Assignment
Lines below that include "NEON" are the answer; copy each one.

------------------------------------------------------------

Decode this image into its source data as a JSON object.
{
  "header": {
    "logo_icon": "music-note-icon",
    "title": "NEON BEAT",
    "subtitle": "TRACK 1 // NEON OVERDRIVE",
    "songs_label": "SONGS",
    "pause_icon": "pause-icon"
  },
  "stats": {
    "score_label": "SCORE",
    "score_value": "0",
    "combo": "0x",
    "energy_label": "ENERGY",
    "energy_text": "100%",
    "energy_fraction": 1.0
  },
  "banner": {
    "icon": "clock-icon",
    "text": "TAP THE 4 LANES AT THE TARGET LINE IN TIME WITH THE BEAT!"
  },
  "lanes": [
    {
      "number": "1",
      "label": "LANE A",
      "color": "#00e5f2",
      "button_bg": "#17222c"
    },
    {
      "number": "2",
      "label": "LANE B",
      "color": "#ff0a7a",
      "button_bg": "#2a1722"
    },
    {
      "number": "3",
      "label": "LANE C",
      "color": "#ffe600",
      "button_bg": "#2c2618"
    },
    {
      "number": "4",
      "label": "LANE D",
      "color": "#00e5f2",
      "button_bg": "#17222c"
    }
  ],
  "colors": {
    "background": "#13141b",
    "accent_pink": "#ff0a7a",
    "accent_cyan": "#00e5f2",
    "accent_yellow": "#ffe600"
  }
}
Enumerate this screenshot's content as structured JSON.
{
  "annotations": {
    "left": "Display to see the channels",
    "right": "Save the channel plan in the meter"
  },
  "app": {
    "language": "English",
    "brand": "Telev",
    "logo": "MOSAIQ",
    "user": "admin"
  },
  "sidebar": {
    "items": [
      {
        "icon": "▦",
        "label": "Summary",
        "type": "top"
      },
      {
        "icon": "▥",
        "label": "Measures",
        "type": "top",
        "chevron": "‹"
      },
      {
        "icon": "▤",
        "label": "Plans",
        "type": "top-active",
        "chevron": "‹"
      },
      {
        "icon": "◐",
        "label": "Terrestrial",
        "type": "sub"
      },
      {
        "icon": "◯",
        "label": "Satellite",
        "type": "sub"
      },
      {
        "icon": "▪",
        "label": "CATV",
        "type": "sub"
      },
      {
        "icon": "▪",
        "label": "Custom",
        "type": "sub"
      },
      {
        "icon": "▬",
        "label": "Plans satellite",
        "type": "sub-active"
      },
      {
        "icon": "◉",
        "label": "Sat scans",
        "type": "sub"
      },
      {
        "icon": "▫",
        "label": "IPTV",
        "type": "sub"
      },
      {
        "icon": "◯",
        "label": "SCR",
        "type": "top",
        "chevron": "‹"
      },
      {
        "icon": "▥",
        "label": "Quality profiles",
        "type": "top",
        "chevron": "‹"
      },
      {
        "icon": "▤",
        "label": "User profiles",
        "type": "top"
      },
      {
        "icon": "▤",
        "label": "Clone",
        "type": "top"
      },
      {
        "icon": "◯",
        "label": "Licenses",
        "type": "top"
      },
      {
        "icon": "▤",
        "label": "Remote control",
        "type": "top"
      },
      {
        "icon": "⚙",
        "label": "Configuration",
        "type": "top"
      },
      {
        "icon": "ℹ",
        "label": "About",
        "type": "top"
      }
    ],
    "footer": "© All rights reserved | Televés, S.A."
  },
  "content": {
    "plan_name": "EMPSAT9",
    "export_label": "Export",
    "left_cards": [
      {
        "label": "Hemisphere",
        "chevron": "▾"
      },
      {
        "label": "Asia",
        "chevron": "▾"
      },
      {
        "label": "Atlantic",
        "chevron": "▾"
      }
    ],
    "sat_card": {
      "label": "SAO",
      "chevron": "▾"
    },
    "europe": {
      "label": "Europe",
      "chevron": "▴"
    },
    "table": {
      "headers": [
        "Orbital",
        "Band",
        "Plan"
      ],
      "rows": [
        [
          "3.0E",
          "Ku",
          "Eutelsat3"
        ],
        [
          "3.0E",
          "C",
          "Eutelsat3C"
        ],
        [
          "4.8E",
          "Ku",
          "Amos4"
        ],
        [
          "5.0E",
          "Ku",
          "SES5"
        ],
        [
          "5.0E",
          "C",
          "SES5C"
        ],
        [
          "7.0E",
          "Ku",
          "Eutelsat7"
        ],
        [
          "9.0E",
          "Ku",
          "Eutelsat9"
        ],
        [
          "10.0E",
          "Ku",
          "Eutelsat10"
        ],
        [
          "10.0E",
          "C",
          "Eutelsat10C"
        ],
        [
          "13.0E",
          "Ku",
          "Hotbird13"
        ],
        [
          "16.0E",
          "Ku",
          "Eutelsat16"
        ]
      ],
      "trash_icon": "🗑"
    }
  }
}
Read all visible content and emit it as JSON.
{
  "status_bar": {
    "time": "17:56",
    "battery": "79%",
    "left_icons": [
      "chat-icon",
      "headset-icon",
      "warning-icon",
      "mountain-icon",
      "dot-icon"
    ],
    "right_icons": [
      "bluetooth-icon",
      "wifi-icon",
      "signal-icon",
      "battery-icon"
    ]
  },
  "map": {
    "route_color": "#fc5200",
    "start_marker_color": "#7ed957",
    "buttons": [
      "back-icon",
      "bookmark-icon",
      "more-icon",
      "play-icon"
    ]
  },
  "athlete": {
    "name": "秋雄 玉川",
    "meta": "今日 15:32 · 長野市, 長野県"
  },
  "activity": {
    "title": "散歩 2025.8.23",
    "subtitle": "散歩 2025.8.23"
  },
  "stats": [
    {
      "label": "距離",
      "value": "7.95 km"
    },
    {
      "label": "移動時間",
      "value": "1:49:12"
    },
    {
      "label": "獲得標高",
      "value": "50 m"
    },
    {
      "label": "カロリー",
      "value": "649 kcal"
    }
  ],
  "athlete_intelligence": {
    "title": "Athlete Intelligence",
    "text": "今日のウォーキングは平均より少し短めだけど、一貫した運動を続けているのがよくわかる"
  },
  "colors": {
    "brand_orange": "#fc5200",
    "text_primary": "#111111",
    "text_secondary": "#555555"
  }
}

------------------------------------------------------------

Written response
    "title": "NEON BEAT",
    "subtitle": "TRACK 1 // NEON OVERDRIVE",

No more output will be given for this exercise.